In some ways, the meeting resembled a college reunion, with the men greeting old friends heartily as they entered a banquet room above Rosie O'Grady's Saloon restaurant. "We're here where the church always belongs," Father Duffell said to laughter, "an Irish bar." The organizers said they sought to meet someplace other than a church so as to avoid offending their bishops, who might see the meeting as a challenge to their authority, the organizers said.

The event was also part legal seminar. Monsignor Varvaro gave a rundown of the priests' legal rights, as the priests took notes.

There was drama, too. During Monsignor Varvaro's talk, in which he laid out how the policies were unfair to priests, a man grabbed a microphone in the center aisle. "Pretty much I've heard enough," he said. "What about due process for the victims?" He added, "So if you rape a child once, it's O.K.?"

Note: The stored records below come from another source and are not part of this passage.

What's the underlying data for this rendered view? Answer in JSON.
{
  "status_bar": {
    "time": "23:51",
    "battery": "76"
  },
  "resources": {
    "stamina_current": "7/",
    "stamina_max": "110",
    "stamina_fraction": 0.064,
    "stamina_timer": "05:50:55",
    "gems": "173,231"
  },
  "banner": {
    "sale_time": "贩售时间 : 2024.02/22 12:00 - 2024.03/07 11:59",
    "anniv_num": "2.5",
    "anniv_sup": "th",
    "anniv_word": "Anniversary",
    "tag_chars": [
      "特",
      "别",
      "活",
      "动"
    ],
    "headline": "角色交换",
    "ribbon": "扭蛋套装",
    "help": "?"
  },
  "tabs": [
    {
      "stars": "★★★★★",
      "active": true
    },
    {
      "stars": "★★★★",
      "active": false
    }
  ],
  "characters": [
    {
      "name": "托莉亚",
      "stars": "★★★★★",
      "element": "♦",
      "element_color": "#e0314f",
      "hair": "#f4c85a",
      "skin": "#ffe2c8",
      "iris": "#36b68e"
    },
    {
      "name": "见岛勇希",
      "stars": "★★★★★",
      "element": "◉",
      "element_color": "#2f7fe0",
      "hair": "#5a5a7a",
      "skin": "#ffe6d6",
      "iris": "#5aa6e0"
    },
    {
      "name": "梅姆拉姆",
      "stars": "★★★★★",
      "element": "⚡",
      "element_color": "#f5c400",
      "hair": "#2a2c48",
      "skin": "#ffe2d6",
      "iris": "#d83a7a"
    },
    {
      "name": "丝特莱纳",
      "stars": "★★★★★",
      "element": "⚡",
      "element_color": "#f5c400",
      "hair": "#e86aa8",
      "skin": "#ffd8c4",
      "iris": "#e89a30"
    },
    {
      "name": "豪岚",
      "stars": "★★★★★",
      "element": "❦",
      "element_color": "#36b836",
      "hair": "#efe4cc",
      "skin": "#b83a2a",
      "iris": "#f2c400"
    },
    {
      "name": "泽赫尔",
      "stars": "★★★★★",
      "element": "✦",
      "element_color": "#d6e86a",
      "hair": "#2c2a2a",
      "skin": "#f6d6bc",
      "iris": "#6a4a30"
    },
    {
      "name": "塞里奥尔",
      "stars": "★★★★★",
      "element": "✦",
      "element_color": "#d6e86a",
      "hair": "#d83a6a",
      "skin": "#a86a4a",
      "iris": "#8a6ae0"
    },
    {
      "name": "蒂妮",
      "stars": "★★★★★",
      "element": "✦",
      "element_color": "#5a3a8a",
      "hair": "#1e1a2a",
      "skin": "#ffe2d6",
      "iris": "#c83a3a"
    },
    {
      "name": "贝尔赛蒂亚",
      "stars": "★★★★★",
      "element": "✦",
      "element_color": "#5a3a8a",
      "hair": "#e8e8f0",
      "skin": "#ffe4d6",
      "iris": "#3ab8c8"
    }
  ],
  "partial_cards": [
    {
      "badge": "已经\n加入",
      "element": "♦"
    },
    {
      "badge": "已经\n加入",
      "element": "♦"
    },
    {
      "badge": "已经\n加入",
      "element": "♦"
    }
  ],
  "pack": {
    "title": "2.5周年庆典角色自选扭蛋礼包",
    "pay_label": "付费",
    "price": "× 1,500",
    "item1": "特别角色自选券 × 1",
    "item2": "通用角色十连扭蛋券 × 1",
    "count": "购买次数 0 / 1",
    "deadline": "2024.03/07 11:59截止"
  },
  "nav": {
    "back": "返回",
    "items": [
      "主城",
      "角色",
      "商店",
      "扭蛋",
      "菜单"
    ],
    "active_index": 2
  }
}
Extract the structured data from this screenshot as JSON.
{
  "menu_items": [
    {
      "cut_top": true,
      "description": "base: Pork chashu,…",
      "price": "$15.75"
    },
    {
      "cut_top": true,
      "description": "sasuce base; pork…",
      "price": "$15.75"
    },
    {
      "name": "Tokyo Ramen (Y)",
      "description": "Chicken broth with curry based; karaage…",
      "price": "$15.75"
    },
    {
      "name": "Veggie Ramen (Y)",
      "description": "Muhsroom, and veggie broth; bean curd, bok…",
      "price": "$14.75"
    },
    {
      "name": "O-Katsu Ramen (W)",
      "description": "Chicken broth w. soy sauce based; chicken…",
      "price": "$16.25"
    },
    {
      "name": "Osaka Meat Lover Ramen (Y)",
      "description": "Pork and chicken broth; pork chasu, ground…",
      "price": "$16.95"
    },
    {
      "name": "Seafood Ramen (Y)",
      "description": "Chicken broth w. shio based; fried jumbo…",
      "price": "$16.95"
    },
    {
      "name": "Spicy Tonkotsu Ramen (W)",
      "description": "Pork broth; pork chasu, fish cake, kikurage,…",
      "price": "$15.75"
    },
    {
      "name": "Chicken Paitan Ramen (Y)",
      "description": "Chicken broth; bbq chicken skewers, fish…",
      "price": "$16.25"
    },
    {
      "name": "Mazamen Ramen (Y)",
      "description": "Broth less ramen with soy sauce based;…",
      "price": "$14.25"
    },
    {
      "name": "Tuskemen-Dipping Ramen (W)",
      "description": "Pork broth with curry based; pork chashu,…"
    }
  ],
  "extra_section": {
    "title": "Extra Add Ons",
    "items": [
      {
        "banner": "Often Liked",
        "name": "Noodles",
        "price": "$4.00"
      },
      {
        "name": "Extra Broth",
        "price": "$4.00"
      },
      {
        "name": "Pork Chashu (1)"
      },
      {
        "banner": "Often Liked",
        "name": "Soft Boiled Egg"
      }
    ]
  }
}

People booed and tried to shout him down. Three men, including a firefighter there with a friend, wrestled the man out of the hall. "If you have nothing to hide, let me speak!" the man yelled. "You're a bunch of animals and pedophiles!"

The man later identified himself as Daniel Dugo. He says he was victimized as a boy by a priest in Greenpoint, Brooklyn, and has become vocal in support of victims.

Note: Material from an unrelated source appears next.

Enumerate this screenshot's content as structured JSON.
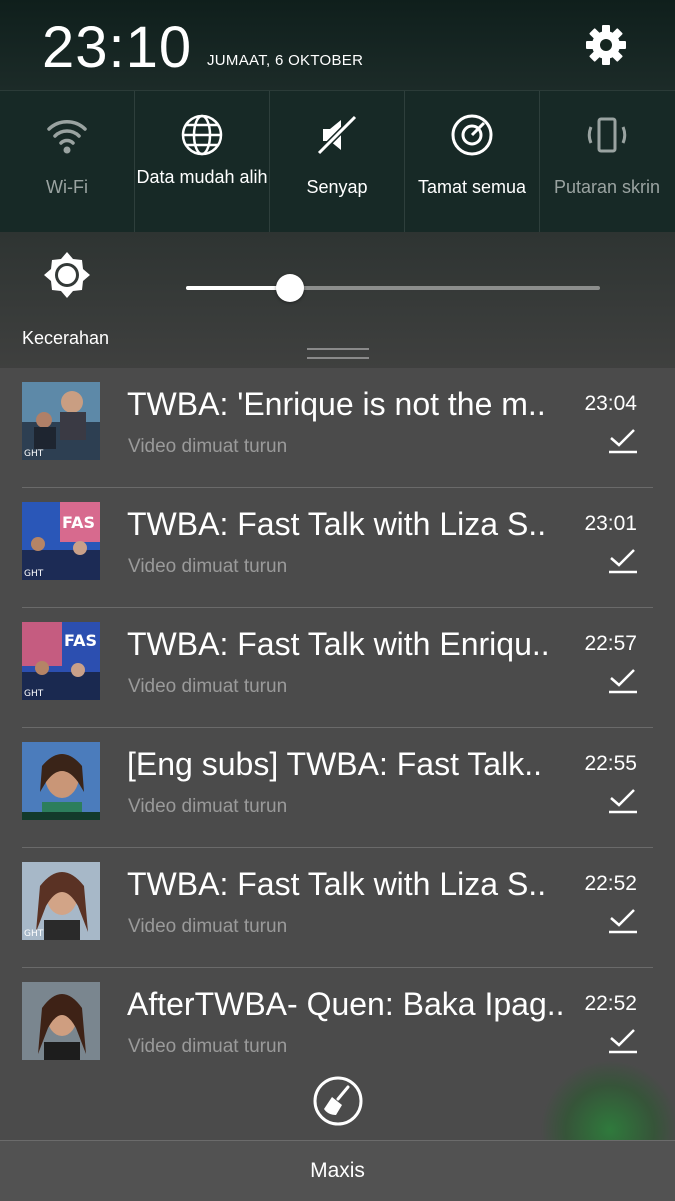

A national victims' group, the Survivors Network of Those Abused by Priests, issued a statement saying the priests at the New York organizational meeting may be well-meaning and do have rights, but "the protection of children and the healing of victims must always come first."

Mark Serrano, a leader of the network, said, "These priests should also remember that for decades the church kept victims silent and fostered a culture where priests would not report the crimes of their fellow priests who were sexual felons."

On several occasions, organizers stressed that they were concerned for the victims.

The focus of the occasion, however, was on priests: how to give them a greater voice when confronted with what many of them say are unfair new policies, and how to summon the spiritual resources to improve morale.

Monsignor Varvaro said that bishops have violated priests' rights to a good reputation and to privacy by naming people who have only been accused. The definition of sexual abuse is too broad, he said, suggesting that if a priest asked a child to read "Lolita," he could be accused of abuse. He said that the uniform punishment -- permanent dismissal -- for any instance violated the broad discretion that canon law allows bishops in punishing priests.

"You don't rush to burn everybody at the stake," he said.


Original material copyright © 2004. Reproduce freely with attribution.